**PROBLEM STATEMENT:**
Report how many lines in the records below contain the word "JSON". Nothing else belongs in the answer.

**INFORMATION SHOWN:**
┌──

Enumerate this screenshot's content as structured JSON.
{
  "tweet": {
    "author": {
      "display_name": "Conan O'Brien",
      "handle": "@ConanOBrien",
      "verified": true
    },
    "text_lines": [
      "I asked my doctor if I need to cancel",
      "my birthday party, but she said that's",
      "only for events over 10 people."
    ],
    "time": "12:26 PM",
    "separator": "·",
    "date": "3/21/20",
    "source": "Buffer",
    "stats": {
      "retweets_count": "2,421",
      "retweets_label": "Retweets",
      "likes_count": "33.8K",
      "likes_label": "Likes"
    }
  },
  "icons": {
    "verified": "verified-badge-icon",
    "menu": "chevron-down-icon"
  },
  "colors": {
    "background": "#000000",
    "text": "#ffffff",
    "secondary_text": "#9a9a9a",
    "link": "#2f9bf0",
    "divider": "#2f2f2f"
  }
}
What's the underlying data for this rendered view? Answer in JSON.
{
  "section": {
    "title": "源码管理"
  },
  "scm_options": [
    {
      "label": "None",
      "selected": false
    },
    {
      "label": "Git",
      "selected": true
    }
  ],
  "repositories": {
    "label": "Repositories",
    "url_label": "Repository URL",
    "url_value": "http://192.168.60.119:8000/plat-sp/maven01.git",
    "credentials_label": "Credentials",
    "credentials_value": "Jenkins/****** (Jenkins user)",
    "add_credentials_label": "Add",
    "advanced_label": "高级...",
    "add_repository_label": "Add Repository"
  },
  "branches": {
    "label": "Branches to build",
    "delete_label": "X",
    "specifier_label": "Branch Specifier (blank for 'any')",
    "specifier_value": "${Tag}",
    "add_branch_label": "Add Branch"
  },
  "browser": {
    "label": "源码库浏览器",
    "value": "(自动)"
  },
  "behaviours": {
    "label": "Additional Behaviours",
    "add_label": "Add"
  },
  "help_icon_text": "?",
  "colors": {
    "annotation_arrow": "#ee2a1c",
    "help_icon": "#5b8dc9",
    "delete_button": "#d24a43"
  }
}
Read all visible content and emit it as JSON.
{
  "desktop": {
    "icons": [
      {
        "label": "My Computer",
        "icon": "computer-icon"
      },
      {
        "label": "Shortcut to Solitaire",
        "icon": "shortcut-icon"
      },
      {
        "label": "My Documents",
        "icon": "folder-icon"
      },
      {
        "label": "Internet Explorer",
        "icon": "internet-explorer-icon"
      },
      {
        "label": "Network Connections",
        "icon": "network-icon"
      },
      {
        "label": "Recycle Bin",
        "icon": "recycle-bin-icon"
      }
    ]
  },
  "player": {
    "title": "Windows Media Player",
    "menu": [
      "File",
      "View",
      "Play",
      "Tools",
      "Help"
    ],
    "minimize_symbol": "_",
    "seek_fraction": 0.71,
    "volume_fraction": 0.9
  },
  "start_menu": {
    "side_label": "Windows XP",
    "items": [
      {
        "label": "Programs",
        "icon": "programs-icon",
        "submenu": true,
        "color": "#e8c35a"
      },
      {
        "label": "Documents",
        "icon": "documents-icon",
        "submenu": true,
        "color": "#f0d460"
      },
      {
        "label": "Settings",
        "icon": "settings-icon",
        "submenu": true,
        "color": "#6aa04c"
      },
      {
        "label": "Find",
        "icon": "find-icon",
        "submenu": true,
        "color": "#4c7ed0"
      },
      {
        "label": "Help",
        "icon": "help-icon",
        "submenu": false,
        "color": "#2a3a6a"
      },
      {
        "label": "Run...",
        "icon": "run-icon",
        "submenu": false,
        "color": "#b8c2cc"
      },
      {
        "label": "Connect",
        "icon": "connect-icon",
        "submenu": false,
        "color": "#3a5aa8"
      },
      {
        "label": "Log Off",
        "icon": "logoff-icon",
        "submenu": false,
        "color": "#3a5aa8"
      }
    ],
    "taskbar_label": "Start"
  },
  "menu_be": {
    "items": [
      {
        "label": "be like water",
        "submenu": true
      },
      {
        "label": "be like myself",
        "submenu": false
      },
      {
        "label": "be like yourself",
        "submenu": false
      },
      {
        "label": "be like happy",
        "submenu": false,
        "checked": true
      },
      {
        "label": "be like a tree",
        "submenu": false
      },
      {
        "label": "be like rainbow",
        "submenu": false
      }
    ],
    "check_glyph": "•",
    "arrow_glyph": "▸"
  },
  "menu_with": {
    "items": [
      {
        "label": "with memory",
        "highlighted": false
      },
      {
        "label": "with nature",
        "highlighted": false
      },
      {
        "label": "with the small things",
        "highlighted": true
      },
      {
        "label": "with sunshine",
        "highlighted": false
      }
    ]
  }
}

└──

**PROBLEM SOLUTION:**
3